Editor’s note: My excuse for posting this excellent analysis of the parlous state of the contemporary university, which readers of this blog who are employed by universities will no doubt recognise only too well, is that Eagleton does in fact refer to Foucault in an elegant alliterative passage (see below after the introductory paragraphs). The article is hidden behind a subscription paywall, but you could try a google search of the title to see what’s out there if you don’t have access to a subsription.

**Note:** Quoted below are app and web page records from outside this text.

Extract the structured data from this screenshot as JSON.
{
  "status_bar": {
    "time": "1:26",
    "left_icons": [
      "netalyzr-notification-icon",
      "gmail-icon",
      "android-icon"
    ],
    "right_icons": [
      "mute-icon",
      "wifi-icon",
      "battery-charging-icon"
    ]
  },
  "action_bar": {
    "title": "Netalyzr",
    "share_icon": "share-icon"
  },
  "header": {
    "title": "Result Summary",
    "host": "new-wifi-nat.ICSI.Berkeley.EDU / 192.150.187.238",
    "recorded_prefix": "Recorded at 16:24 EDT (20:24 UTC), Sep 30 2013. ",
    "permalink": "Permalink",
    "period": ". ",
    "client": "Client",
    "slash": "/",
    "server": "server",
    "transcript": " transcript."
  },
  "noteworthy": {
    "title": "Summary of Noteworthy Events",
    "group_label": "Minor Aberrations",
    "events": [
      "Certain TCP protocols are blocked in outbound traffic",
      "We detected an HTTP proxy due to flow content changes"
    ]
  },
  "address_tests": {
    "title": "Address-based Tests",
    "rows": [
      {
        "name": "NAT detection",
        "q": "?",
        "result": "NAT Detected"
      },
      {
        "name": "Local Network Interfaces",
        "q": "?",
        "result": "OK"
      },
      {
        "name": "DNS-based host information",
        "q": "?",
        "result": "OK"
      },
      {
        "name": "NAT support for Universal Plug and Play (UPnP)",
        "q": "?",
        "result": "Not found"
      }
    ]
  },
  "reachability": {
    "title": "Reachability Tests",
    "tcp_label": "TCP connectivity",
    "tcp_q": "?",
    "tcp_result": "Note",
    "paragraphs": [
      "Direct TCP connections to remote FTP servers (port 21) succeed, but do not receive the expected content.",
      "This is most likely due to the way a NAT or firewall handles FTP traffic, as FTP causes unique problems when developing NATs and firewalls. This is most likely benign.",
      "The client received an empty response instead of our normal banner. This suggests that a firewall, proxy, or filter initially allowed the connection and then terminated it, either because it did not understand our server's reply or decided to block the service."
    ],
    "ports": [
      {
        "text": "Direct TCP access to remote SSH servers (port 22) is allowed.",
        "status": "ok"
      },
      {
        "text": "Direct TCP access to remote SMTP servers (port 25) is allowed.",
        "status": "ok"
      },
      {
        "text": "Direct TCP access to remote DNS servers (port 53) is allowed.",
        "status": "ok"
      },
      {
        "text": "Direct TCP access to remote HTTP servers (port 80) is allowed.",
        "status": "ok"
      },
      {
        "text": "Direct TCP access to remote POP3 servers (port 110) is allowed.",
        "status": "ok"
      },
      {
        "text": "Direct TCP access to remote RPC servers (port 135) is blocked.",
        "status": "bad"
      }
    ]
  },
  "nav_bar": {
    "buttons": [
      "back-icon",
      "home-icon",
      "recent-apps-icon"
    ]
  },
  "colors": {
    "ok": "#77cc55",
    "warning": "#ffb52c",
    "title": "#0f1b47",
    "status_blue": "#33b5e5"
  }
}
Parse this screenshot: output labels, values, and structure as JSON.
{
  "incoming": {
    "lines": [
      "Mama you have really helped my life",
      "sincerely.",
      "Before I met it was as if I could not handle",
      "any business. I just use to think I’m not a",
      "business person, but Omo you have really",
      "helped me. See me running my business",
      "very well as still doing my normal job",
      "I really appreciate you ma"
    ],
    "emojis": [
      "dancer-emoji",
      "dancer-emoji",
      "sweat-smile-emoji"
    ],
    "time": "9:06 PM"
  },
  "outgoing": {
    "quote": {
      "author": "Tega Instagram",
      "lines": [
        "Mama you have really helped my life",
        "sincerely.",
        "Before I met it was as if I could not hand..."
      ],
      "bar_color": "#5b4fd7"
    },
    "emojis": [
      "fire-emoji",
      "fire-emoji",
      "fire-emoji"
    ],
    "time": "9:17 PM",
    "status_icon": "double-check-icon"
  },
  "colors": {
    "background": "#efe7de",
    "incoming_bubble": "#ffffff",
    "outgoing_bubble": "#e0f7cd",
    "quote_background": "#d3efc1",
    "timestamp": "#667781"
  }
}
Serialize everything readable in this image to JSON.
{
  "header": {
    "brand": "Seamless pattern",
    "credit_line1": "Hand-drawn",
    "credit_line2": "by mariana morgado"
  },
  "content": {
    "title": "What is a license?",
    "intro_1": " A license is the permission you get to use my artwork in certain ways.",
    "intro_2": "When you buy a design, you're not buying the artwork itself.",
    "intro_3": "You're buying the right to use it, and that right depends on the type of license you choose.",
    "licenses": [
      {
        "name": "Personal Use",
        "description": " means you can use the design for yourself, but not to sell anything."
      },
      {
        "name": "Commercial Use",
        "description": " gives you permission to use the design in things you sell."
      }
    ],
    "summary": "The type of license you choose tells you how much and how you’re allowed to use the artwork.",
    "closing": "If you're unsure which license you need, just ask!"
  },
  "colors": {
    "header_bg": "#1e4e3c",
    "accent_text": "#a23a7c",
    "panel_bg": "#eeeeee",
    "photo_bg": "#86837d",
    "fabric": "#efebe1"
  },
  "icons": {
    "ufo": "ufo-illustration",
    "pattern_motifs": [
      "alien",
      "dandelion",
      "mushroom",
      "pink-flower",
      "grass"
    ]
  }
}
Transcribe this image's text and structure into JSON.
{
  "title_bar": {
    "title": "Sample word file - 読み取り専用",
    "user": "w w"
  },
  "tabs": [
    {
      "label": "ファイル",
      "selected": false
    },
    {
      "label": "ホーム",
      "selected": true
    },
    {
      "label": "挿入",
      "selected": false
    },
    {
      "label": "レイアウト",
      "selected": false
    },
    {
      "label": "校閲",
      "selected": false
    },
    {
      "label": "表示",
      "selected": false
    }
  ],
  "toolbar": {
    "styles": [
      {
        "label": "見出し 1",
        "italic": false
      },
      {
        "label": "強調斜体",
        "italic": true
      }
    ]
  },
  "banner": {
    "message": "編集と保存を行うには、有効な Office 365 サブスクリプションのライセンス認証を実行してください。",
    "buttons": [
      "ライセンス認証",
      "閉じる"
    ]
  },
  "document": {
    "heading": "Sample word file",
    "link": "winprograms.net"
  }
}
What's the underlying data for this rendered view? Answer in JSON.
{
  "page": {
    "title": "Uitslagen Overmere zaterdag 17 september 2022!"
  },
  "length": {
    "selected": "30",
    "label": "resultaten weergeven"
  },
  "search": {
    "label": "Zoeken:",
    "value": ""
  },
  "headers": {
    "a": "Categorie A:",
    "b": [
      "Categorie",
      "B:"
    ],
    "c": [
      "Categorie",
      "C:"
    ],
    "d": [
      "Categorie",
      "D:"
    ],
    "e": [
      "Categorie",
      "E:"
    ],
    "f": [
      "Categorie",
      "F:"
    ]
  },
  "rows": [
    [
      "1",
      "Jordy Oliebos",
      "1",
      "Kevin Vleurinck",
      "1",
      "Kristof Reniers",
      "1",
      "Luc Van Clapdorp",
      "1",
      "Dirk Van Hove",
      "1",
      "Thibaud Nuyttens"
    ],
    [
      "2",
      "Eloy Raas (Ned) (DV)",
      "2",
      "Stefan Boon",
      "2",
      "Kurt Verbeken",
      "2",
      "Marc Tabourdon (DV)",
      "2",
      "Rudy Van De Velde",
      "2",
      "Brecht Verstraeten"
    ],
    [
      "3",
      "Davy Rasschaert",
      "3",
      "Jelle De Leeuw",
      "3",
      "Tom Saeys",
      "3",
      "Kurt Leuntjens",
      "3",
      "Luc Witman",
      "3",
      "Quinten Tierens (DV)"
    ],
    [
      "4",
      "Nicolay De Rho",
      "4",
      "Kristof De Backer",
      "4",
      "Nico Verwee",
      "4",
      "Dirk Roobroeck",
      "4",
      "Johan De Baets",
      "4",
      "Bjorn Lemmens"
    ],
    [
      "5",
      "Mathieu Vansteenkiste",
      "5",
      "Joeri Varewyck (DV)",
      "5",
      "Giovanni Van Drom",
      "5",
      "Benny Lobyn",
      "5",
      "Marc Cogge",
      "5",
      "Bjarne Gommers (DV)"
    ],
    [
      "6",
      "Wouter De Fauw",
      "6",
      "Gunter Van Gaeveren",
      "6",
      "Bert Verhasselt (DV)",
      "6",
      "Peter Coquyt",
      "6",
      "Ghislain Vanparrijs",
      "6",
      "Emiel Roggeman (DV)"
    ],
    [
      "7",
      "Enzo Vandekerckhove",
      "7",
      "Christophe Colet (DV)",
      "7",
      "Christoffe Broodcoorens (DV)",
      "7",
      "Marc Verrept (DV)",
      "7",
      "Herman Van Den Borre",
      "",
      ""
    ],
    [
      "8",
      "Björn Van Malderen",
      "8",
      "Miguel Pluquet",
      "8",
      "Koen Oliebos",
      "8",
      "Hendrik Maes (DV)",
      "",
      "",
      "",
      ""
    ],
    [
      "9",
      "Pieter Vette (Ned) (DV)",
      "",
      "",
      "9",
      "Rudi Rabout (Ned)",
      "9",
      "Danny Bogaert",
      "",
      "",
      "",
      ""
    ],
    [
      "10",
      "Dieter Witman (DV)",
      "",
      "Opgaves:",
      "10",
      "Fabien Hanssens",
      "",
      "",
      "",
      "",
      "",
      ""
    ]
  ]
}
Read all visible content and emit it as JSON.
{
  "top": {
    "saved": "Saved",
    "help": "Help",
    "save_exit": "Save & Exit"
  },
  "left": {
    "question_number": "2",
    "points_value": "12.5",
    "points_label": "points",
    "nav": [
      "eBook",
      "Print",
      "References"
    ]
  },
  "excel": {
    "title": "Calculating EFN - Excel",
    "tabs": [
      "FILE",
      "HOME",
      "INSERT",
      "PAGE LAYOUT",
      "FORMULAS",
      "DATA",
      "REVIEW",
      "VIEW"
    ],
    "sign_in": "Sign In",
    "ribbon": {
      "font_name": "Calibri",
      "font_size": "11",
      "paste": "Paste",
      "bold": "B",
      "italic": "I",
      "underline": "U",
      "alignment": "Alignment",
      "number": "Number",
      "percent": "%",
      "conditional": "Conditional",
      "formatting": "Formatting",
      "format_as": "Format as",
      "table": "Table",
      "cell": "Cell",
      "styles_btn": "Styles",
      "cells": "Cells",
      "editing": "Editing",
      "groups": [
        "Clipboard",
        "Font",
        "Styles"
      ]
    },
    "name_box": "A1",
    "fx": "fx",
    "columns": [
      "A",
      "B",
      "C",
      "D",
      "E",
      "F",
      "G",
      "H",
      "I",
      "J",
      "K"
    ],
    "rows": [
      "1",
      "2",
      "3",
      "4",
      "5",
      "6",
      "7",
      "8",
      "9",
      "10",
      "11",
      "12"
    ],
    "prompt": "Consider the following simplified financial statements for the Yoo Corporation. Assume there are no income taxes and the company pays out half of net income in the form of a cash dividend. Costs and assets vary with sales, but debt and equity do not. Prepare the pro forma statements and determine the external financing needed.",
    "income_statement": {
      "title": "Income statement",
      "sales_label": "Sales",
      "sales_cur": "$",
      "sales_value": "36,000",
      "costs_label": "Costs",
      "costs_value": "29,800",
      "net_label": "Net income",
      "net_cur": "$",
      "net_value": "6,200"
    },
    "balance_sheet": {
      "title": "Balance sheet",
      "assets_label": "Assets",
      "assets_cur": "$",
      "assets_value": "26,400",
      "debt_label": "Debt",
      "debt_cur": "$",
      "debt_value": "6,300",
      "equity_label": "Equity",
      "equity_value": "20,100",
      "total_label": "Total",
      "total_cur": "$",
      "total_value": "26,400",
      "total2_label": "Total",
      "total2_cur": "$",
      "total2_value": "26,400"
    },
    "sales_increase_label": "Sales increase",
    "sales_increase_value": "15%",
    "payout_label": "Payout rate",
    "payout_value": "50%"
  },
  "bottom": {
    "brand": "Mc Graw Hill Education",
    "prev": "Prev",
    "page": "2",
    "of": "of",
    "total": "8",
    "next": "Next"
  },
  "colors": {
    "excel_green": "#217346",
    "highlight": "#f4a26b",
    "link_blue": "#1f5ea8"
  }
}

A few years ago, I was being shown around a large, very technologically advanced university in Asia by its proud president. As befitted so eminent a personage, he was flanked by two burly young minders in black suits and shades, who for all I knew were carrying Kalashnikovs under their jackets. Having waxed lyrical about his gleaming new business school and state-of-the-art institute for management studies, the president paused to permit me a few words of fulsome praise. I remarked instead that there seemed to be no critical studies of any kind on his campus. He looked at me bemusedly, as though I had asked him how many Ph.D.’s in pole dancing they awarded each year, and replied rather stiffly “Your comment will be noted.” He then took a small piece of cutting-edge technology out of his pocket, flicked it open and spoke a few curt words of Korean into it, probably “Kill him.” A limousine the length of a cricket pitch then arrived, into which the president was bundled by his minders and swept away. I watched his car disappear from view, wondering when his order for my execution was to be implemented.
This happened in South Korea, but it might have taken place almost anywhere on the planet. From Cape Town to Reykjavik, Sydney to São Paulo, an event as momentous in its own way as the Cuban revolution or the invasion of Iraq is steadily under way: the slow death of the university as a center of humane critique. Universities, which in Britain have an 800-year history, have traditionally been derided as ivory towers, and there was always some truth in the accusation. Yet the distance they established between themselves and society at large could prove enabling as well as disabling, allowing them to reflect on the values, goals, and interests of a social order too frenetically bound up in its own short-term practical pursuits to be capable of much self-criticism. Across the globe, that critical distance is now being diminished almost to nothing, as the institutions that produced Erasmus and John Milton, Einstein and Monty Python, capitulate to the hard-faced priorities of global capitalism.
As professors are transformed into managers, so students are converted into consumers. Universities fall over one another in an undignified scramble to secure their fees. Once such customers are safely within the gates, there is pressure on their professors not to fail them, and thus risk losing their fees. The general idea is that if the student fails, it is the professor’s fault, rather like a hospital in which every death is laid at the door of the medical staff. One result of this hot pursuit of the student purse is the growth of courses tailored to whatever is currently in fashion among 20-year-olds. In my own discipline of English, that means vampires rather than Victorians, sexuality rather than Shelley, fanzines rather than Foucault, the contemporary world rather than the medieval one. It is thus that deep-seated political and economic forces come to shape syllabuses. Any English department that focused its energies on Anglo-Saxon literature or the 18th century would be cutting its own throat.
With thanks to Stuart Elden at Progressive Geographies for this news